Stored data entries

┄┄┄┄┄┄┄┄┄┄

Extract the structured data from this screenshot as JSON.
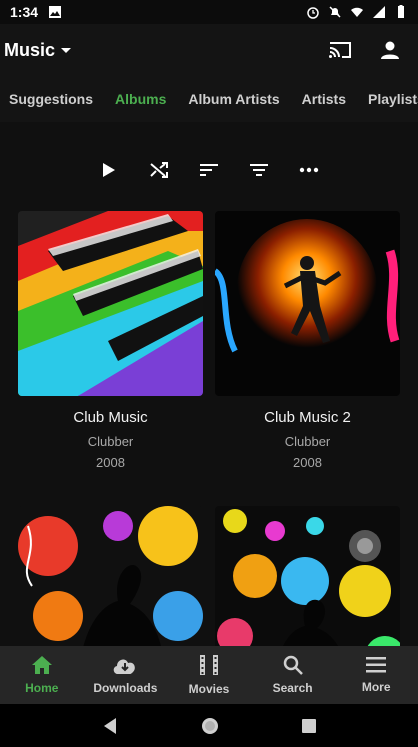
{
  "status": {
    "time": "1:34"
  },
  "appbar": {
    "title": "Music"
  },
  "tabs": [
    {
      "label": "Suggestions"
    },
    {
      "label": "Albums"
    },
    {
      "label": "Album Artists"
    },
    {
      "label": "Artists"
    },
    {
      "label": "Playlists"
    }
  ],
  "albums": [
    {
      "name": "Club Music",
      "artist": "Clubber",
      "year": "2008"
    },
    {
      "name": "Club Music 2",
      "artist": "Clubber",
      "year": "2008"
    },
    {
      "name": "",
      "artist": "",
      "year": ""
    },
    {
      "name": "",
      "artist": "",
      "year": ""
    }
  ],
  "bottomnav": [
    {
      "label": "Home"
    },
    {
      "label": "Downloads"
    },
    {
      "label": "Movies"
    },
    {
      "label": "Search"
    },
    {
      "label": "More"
    }
  ],
  "colors": {
    "accent": "#4caf50",
    "background": "#101010"
  }
}
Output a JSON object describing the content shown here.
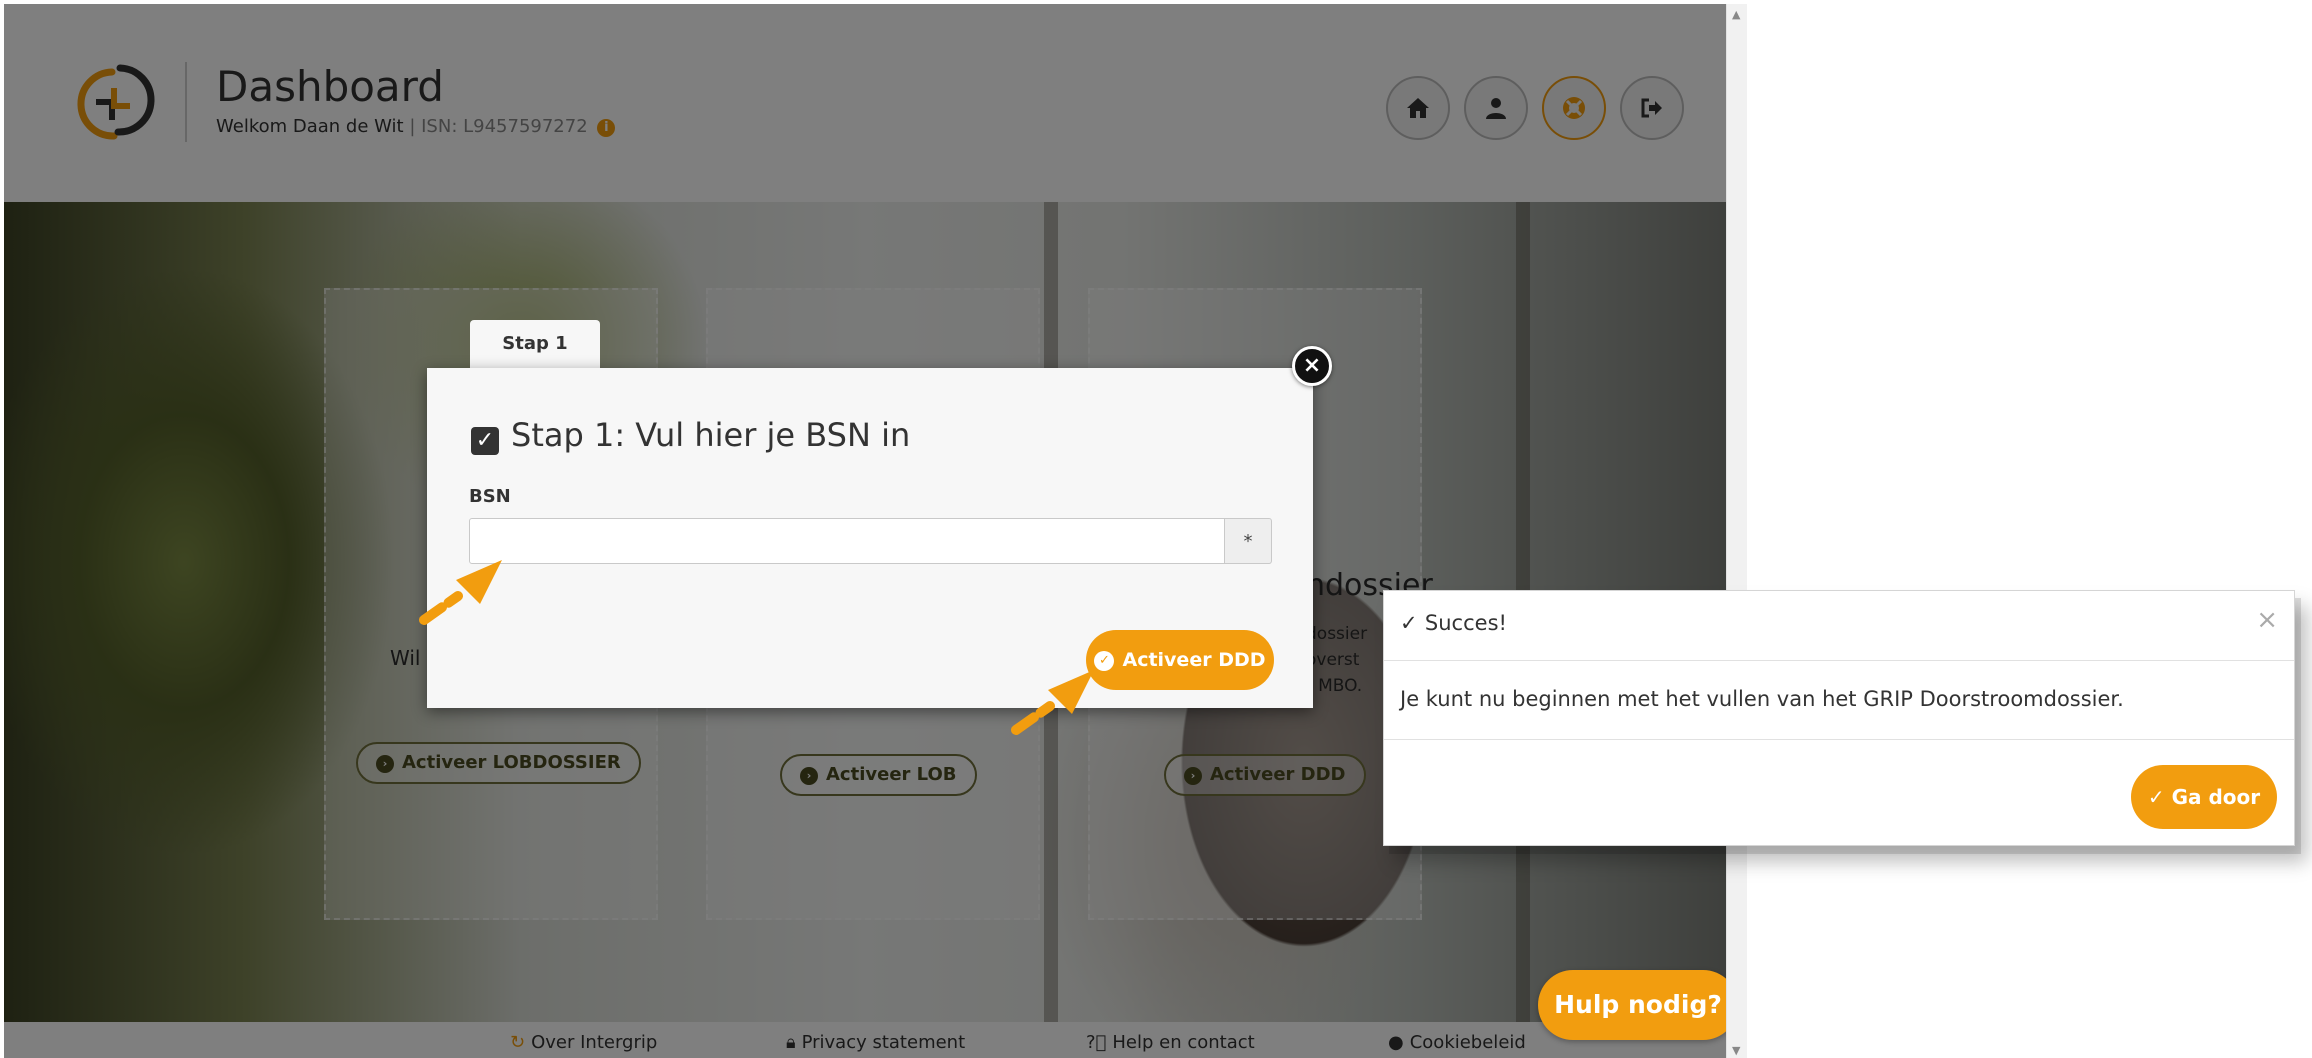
{
  "header": {
    "title": "Dashboard",
    "welcome": "Welkom Daan de Wit",
    "isn": " | ISN: L9457597272",
    "info_icon": "i",
    "nav": [
      {
        "name": "home",
        "icon": "home-icon"
      },
      {
        "name": "profile",
        "icon": "user-icon"
      },
      {
        "name": "help",
        "icon": "lifebuoy-icon"
      },
      {
        "name": "logout",
        "icon": "sign-out-icon"
      }
    ]
  },
  "cards": {
    "lob_text_partial": "Wil",
    "card1_button": "Activeer LOBDOSSIER",
    "card2_button": "Activeer LOB",
    "card3_title_partial": "ndossier",
    "card3_text_line1": "dossier",
    "card3_text_line2": "overst",
    "card3_text_line3": "t MBO.",
    "card3_button": "Activeer DDD"
  },
  "footer": {
    "links": [
      "Over Intergrip",
      "Privacy statement",
      "Help en contact",
      "Cookiebeleid"
    ]
  },
  "help_button": "Hulp nodig?",
  "modal": {
    "tab": "Stap 1",
    "title": "Stap 1: Vul hier je BSN in",
    "bsn_label": "BSN",
    "bsn_value": "",
    "bsn_required": "*",
    "activate_button": "Activeer DDD",
    "close_symbol": "×"
  },
  "toast": {
    "title": "Succes!",
    "message": "Je kunt nu beginnen met het vullen van het GRIP Doorstroomdossier.",
    "close_symbol": "×",
    "continue_button": "Ga door"
  },
  "colors": {
    "accent": "#f29d0f",
    "overlay": "rgba(0,0,0,0.5)"
  }
}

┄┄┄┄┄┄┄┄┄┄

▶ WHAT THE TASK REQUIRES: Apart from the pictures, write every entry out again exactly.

▶ SOLUTION FOR THIS EXERCISE:
Extract the structured data from this screenshot as JSON.
{
  "status": {
    "time": "1:34"
  },
  "appbar": {
    "title": "Music"
  },
  "tabs": [
    {
      "label": "Suggestions"
    },
    {
      "label": "Albums"
    },
    {
      "label": "Album Artists"
    },
    {
      "label": "Artists"
    },
    {
      "label": "Playlists"
    }
  ],
  "albums": [
    {
      "name": "Club Music",
      "artist": "Clubber",
      "year": "2008"
    },
    {
      "name": "Club Music 2",
      "artist": "Clubber",
      "year": "2008"
    },
    {
      "name": "",
      "artist": "",
      "year": ""
    },
    {
      "name": "",
      "artist": "",
      "year": ""
    }
  ],
  "bottomnav": [
    {
      "label": "Home"
    },
    {
      "label": "Downloads"
    },
    {
      "label": "Movies"
    },
    {
      "label": "Search"
    },
    {
      "label": "More"
    }
  ],
  "colors": {
    "accent": "#4caf50",
    "background": "#101010"
  }
}
Output a JSON object describing the content shown here.
{
  "header": {
    "title": "Dashboard",
    "welcome": "Welkom Daan de Wit",
    "isn": " | ISN: L9457597272",
    "info_icon": "i",
    "nav": [
      {
        "name": "home",
        "icon": "home-icon"
      },
      {
        "name": "profile",
        "icon": "user-icon"
      },
      {
        "name": "help",
        "icon": "lifebuoy-icon"
      },
      {
        "name": "logout",
        "icon": "sign-out-icon"
      }
    ]
  },
  "cards": {
    "lob_text_partial": "Wil",
    "card1_button": "Activeer LOBDOSSIER",
    "card2_button": "Activeer LOB",
    "card3_title_partial": "ndossier",
    "card3_text_line1": "dossier",
    "card3_text_line2": "overst",
    "card3_text_line3": "t MBO.",
    "card3_button": "Activeer DDD"
  },
  "footer": {
    "links": [
      "Over Intergrip",
      "Privacy statement",
      "Help en contact",
      "Cookiebeleid"
    ]
  },
  "help_button": "Hulp nodig?",
  "modal": {
    "tab": "Stap 1",
    "title": "Stap 1: Vul hier je BSN in",
    "bsn_label": "BSN",
    "bsn_value": "",
    "bsn_required": "*",
    "activate_button": "Activeer DDD",
    "close_symbol": "×"
  },
  "toast": {
    "title": "Succes!",
    "message": "Je kunt nu beginnen met het vullen van het GRIP Doorstroomdossier.",
    "close_symbol": "×",
    "continue_button": "Ga door"
  },
  "colors": {
    "accent": "#f29d0f",
    "overlay": "rgba(0,0,0,0.5)"
  }
}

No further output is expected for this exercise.